#### [THE PROBLEM]
Would you please write out the records below exactly as they appear?

#### [WORKING DATA]
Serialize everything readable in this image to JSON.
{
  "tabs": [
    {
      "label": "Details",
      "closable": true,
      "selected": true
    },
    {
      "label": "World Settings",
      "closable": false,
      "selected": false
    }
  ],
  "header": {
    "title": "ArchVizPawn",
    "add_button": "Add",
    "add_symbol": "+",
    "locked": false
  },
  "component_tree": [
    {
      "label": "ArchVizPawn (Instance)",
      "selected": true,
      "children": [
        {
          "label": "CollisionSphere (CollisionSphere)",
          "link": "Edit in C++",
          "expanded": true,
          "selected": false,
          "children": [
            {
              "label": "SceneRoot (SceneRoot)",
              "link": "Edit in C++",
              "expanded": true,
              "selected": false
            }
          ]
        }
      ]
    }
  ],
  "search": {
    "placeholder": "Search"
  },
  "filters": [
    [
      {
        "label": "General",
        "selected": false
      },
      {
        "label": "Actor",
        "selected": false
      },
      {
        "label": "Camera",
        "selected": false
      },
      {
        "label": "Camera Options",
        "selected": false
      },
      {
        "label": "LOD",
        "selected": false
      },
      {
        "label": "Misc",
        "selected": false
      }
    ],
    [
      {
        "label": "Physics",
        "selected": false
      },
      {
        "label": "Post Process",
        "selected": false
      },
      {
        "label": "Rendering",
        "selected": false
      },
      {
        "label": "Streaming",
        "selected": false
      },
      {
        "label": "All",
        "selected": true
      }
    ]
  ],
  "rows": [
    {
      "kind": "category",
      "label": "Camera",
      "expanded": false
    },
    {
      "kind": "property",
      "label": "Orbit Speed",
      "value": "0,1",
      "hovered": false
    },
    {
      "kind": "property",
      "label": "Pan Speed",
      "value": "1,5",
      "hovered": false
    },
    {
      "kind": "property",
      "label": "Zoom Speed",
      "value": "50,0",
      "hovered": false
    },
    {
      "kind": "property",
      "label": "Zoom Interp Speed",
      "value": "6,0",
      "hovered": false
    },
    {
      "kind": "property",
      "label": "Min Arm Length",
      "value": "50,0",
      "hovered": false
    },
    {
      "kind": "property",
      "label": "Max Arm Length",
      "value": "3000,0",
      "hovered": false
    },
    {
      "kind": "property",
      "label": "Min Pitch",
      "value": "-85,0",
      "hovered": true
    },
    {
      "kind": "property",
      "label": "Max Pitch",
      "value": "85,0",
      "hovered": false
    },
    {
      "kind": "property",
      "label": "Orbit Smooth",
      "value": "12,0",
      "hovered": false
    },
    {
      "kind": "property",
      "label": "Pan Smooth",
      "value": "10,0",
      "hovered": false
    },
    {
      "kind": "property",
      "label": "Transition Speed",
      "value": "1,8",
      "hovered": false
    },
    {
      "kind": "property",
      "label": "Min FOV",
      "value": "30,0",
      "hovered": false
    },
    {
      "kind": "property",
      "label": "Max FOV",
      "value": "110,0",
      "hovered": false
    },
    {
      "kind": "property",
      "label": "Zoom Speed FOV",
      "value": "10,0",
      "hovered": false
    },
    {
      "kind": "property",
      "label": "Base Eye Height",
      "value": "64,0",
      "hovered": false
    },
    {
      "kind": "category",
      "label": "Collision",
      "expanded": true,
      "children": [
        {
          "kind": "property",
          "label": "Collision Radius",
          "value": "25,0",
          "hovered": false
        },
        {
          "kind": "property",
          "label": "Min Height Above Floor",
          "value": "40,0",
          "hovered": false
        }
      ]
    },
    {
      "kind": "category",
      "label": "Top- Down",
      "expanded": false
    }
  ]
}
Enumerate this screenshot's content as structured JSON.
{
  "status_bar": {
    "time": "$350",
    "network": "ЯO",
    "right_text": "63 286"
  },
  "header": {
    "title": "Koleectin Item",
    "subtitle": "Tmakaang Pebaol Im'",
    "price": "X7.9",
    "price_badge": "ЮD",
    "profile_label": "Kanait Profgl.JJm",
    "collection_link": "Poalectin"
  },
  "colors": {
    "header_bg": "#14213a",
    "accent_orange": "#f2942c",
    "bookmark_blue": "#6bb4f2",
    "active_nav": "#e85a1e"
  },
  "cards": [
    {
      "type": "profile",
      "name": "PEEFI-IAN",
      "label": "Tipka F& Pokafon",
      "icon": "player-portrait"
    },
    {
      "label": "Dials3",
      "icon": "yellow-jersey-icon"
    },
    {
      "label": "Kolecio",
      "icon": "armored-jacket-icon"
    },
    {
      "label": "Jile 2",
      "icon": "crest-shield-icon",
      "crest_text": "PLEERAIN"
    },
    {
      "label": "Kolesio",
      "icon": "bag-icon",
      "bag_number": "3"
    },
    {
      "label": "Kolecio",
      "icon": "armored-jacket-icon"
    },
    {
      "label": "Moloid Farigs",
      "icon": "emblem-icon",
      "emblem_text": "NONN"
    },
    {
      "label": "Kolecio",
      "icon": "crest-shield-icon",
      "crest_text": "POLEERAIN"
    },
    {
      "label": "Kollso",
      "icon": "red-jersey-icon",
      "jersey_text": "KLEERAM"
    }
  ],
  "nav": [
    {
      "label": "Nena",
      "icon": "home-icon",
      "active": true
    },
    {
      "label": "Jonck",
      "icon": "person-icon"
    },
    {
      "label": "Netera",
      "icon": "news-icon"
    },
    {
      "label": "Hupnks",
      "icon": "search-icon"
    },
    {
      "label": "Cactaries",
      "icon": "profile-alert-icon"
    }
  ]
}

#### [WRITTEN SOLUTION]
Serialize everything readable in this image to JSON.
{
  "tabs": [
    {
      "label": "Details",
      "closable": true,
      "selected": true
    },
    {
      "label": "World Settings",
      "closable": false,
      "selected": false
    }
  ],
  "header": {
    "title": "ArchVizPawn",
    "add_button": "Add",
    "add_symbol": "+",
    "locked": false
  },
  "component_tree": [
    {
      "label": "ArchVizPawn (Instance)",
      "selected": true,
      "children": [
        {
          "label": "CollisionSphere (CollisionSphere)",
          "link": "Edit in C++",
          "expanded": true,
          "selected": false,
          "children": [
            {
              "label": "SceneRoot (SceneRoot)",
              "link": "Edit in C++",
              "expanded": true,
              "selected": false
            }
          ]
        }
      ]
    }
  ],
  "search": {
    "placeholder": "Search"
  },
  "filters": [
    [
      {
        "label": "General",
        "selected": false
      },
      {
        "label": "Actor",
        "selected": false
      },
      {
        "label": "Camera",
        "selected": false
      },
      {
        "label": "Camera Options",
        "selected": false
      },
      {
        "label": "LOD",
        "selected": false
      },
      {
        "label": "Misc",
        "selected": false
      }
    ],
    [
      {
        "label": "Physics",
        "selected": false
      },
      {
        "label": "Post Process",
        "selected": false
      },
      {
        "label": "Rendering",
        "selected": false
      },
      {
        "label": "Streaming",
        "selected": false
      },
      {
        "label": "All",
        "selected": true
      }
    ]
  ],
  "rows": [
    {
      "kind": "category",
      "label": "Camera",
      "expanded": false
    },
    {
      "kind": "property",
      "label": "Orbit Speed",
      "value": "0,1",
      "hovered": false
    },
    {
      "kind": "property",
      "label": "Pan Speed",
      "value": "1,5",
      "hovered": false
    },
    {
      "kind": "property",
      "label": "Zoom Speed",
      "value": "50,0",
      "hovered": false
    },
    {
      "kind": "property",
      "label": "Zoom Interp Speed",
      "value": "6,0",
      "hovered": false
    },
    {
      "kind": "property",
      "label": "Min Arm Length",
      "value": "50,0",
      "hovered": false
    },
    {
      "kind": "property",
      "label": "Max Arm Length",
      "value": "3000,0",
      "hovered": false
    },
    {
      "kind": "property",
      "label": "Min Pitch",
      "value": "-85,0",
      "hovered": true
    },
    {
      "kind": "property",
      "label": "Max Pitch",
      "value": "85,0",
      "hovered": false
    },
    {
      "kind": "property",
      "label": "Orbit Smooth",
      "value": "12,0",
      "hovered": false
    },
    {
      "kind": "property",
      "label": "Pan Smooth",
      "value": "10,0",
      "hovered": false
    },
    {
      "kind": "property",
      "label": "Transition Speed",
      "value": "1,8",
      "hovered": false
    },
    {
      "kind": "property",
      "label": "Min FOV",
      "value": "30,0",
      "hovered": false
    },
    {
      "kind": "property",
      "label": "Max FOV",
      "value": "110,0",
      "hovered": false
    },
    {
      "kind": "property",
      "label": "Zoom Speed FOV",
      "value": "10,0",
      "hovered": false
    },
    {
      "kind": "property",
      "label": "Base Eye Height",
      "value": "64,0",
      "hovered": false
    },
    {
      "kind": "category",
      "label": "Collision",
      "expanded": true,
      "children": [
        {
          "kind": "property",
          "label": "Collision Radius",
          "value": "25,0",
          "hovered": false
        },
        {
          "kind": "property",
          "label": "Min Height Above Floor",
          "value": "40,0",
          "hovered": false
        }
      ]
    },
    {
      "kind": "category",
      "label": "Top- Down",
      "expanded": false
    }
  ]
}
Enumerate this screenshot's content as structured JSON.
{
  "status_bar": {
    "time": "$350",
    "network": "ЯO",
    "right_text": "63 286"
  },
  "header": {
    "title": "Koleectin Item",
    "subtitle": "Tmakaang Pebaol Im'",
    "price": "X7.9",
    "price_badge": "ЮD",
    "profile_label": "Kanait Profgl.JJm",
    "collection_link": "Poalectin"
  },
  "colors": {
    "header_bg": "#14213a",
    "accent_orange": "#f2942c",
    "bookmark_blue": "#6bb4f2",
    "active_nav": "#e85a1e"
  },
  "cards": [
    {
      "type": "profile",
      "name": "PEEFI-IAN",
      "label": "Tipka F& Pokafon",
      "icon": "player-portrait"
    },
    {
      "label": "Dials3",
      "icon": "yellow-jersey-icon"
    },
    {
      "label": "Kolecio",
      "icon": "armored-jacket-icon"
    },
    {
      "label": "Jile 2",
      "icon": "crest-shield-icon",
      "crest_text": "PLEERAIN"
    },
    {
      "label": "Kolesio",
      "icon": "bag-icon",
      "bag_number": "3"
    },
    {
      "label": "Kolecio",
      "icon": "armored-jacket-icon"
    },
    {
      "label": "Moloid Farigs",
      "icon": "emblem-icon",
      "emblem_text": "NONN"
    },
    {
      "label": "Kolecio",
      "icon": "crest-shield-icon",
      "crest_text": "POLEERAIN"
    },
    {
      "label": "Kollso",
      "icon": "red-jersey-icon",
      "jersey_text": "KLEERAM"
    }
  ],
  "nav": [
    {
      "label": "Nena",
      "icon": "home-icon",
      "active": true
    },
    {
      "label": "Jonck",
      "icon": "person-icon"
    },
    {
      "label": "Netera",
      "icon": "news-icon"
    },
    {
      "label": "Hupnks",
      "icon": "search-icon"
    },
    {
      "label": "Cactaries",
      "icon": "profile-alert-icon"
    }
  ]
}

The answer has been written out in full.